▸ Task
The answer must consist of every line from the entries that holds the word "Resources".

****************************************

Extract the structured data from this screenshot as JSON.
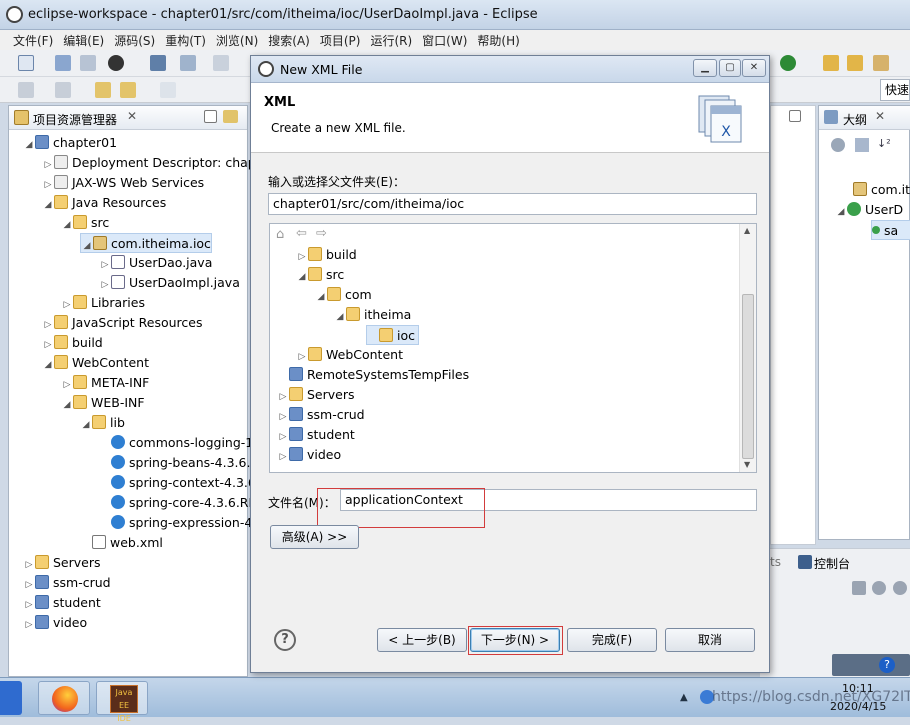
{
  "window": {
    "title": "eclipse-workspace - chapter01/src/com/itheima/ioc/UserDaoImpl.java - Eclipse"
  },
  "menu": [
    "文件(F)",
    "编辑(E)",
    "源码(S)",
    "重构(T)",
    "浏览(N)",
    "搜索(A)",
    "项目(P)",
    "运行(R)",
    "窗口(W)",
    "帮助(H)"
  ],
  "quick_access": "快速",
  "explorer": {
    "title": "项目资源管理器",
    "items": [
      {
        "label": "chapter01",
        "icon": "project-icon"
      },
      {
        "label": "Deployment Descriptor: chapte",
        "icon": "web-icon"
      },
      {
        "label": "JAX-WS Web Services",
        "icon": "web-icon"
      },
      {
        "label": "Java Resources",
        "icon": "folder-icon"
      },
      {
        "label": "src",
        "icon": "package-folder-icon"
      },
      {
        "label": "com.itheima.ioc",
        "icon": "package-icon"
      },
      {
        "label": "UserDao.java",
        "icon": "java-file-icon"
      },
      {
        "label": "UserDaoImpl.java",
        "icon": "java-file-icon"
      },
      {
        "label": "Libraries",
        "icon": "library-icon"
      },
      {
        "label": "JavaScript Resources",
        "icon": "folder-icon"
      },
      {
        "label": "build",
        "icon": "folder-icon"
      },
      {
        "label": "WebContent",
        "icon": "folder-icon"
      },
      {
        "label": "META-INF",
        "icon": "folder-icon"
      },
      {
        "label": "WEB-INF",
        "icon": "folder-icon"
      },
      {
        "label": "lib",
        "icon": "folder-icon"
      },
      {
        "label": "commons-logging-1",
        "icon": "jar-icon"
      },
      {
        "label": "spring-beans-4.3.6.R",
        "icon": "jar-icon"
      },
      {
        "label": "spring-context-4.3.6.",
        "icon": "jar-icon"
      },
      {
        "label": "spring-core-4.3.6.RE",
        "icon": "jar-icon"
      },
      {
        "label": "spring-expression-4.",
        "icon": "jar-icon"
      },
      {
        "label": "web.xml",
        "icon": "xml-file-icon"
      },
      {
        "label": "Servers",
        "icon": "folder-icon"
      },
      {
        "label": "ssm-crud",
        "icon": "project-icon"
      },
      {
        "label": "student",
        "icon": "project-icon"
      },
      {
        "label": "video",
        "icon": "project-icon"
      }
    ]
  },
  "outline": {
    "title": "大纲",
    "items": [
      "com.ite",
      "UserD",
      "sa"
    ]
  },
  "console": {
    "tab_prefix": "ts",
    "tab": "控制台"
  },
  "dialog": {
    "title": "New XML File",
    "header": "XML",
    "description": "Create a new XML file.",
    "parent_label": "输入或选择父文件夹(E)：",
    "parent_value": "chapter01/src/com/itheima/ioc",
    "folders": [
      {
        "label": "build"
      },
      {
        "label": "src"
      },
      {
        "label": "com"
      },
      {
        "label": "itheima"
      },
      {
        "label": "ioc"
      },
      {
        "label": "WebContent"
      },
      {
        "label": "RemoteSystemsTempFiles"
      },
      {
        "label": "Servers"
      },
      {
        "label": "ssm-crud"
      },
      {
        "label": "student"
      },
      {
        "label": "video"
      }
    ],
    "filename_label": "文件名(M)：",
    "filename_value": "applicationContext",
    "advanced_button": "高级(A) >>",
    "back_button": "< 上一步(B)",
    "next_button": "下一步(N) >",
    "finish_button": "完成(F)",
    "cancel_button": "取消"
  },
  "taskbar": {
    "clock_time": "10:11",
    "clock_date": "2020/4/15",
    "watermark": "https://blog.csdn.net/XG72IT"
  }
}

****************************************

▸ Your solution
        "label": "Java Resources",
        "label": "JavaScript Resources",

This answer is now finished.